Please find the lines in the following records that hold "JSON", and copy them.

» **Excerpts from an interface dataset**
★ ★ ★ ★ ★

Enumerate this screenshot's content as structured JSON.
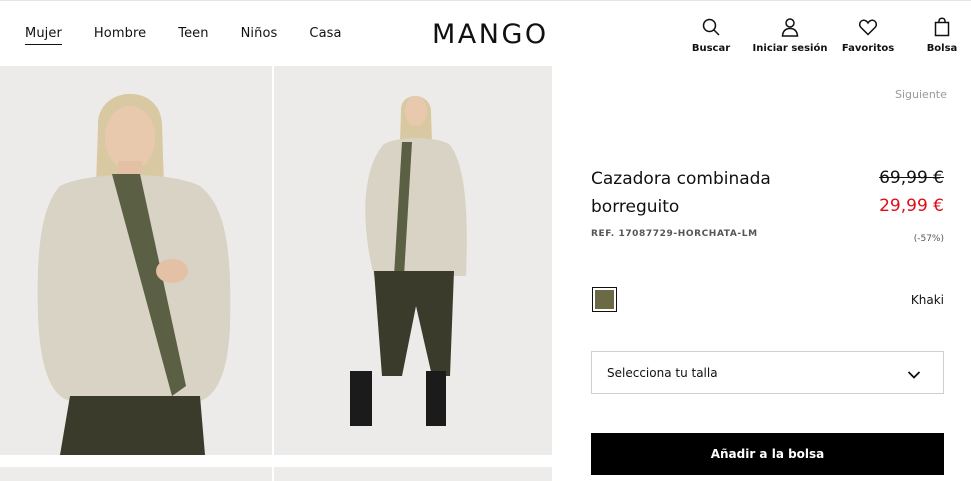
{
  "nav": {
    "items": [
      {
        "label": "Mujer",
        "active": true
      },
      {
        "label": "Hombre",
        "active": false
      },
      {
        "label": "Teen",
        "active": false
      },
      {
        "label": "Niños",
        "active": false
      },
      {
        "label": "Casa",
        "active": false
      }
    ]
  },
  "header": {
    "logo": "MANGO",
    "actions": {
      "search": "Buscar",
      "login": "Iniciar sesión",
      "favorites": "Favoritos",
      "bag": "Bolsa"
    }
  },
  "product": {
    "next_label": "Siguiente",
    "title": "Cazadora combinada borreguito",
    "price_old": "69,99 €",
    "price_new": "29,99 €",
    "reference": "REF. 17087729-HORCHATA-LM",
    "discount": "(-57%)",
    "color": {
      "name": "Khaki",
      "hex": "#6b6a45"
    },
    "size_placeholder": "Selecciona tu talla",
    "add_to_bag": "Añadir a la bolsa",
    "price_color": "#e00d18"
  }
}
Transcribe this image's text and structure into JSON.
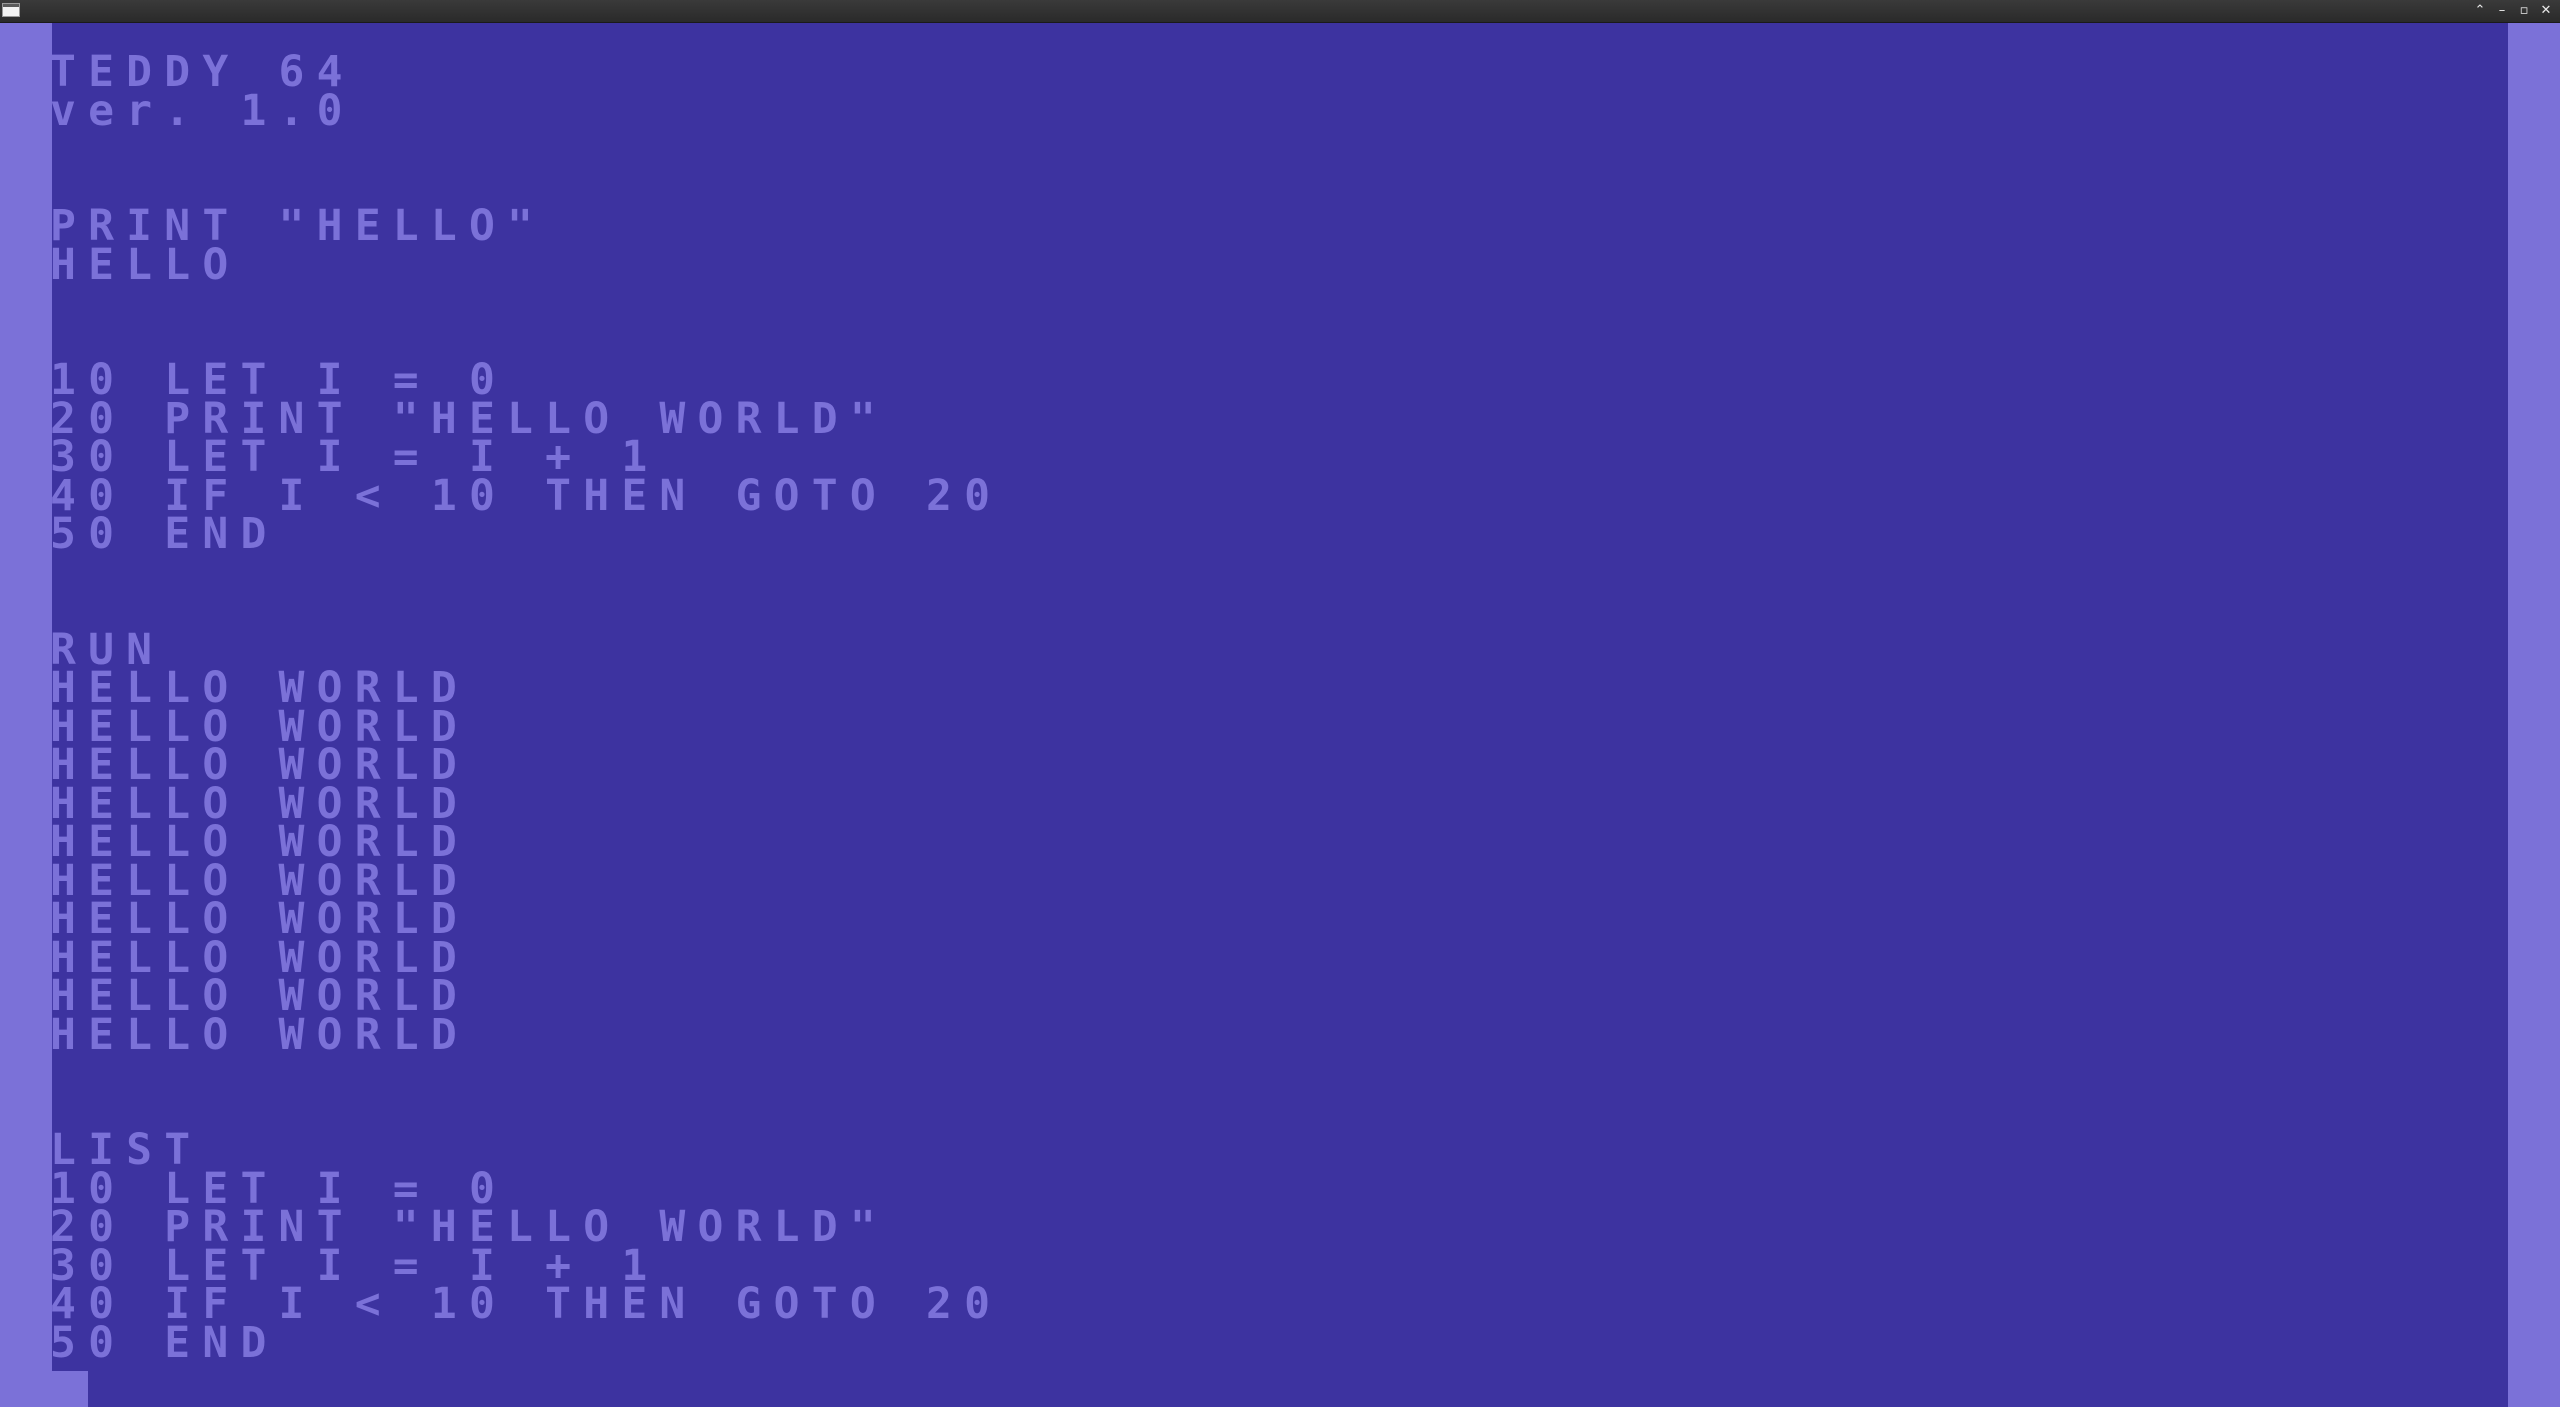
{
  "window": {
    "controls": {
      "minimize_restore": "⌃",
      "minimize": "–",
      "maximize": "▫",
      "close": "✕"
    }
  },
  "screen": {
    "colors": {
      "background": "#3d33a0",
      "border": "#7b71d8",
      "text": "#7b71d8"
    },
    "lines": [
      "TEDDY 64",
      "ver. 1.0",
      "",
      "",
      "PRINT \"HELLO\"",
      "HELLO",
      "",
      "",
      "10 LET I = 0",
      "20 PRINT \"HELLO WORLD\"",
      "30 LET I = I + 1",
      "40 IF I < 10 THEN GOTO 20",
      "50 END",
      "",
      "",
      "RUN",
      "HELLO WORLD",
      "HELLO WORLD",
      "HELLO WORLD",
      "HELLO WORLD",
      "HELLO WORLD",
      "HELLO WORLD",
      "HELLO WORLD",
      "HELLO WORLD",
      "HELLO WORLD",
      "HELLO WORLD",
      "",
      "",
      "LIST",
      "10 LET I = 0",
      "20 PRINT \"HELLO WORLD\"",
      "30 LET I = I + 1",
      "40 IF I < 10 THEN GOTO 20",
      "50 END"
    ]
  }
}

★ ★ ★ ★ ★

» **Response for this exercise**
Enumerate this screenshot's content as structured JSON.
Transcribe this image's text and structure into JSON.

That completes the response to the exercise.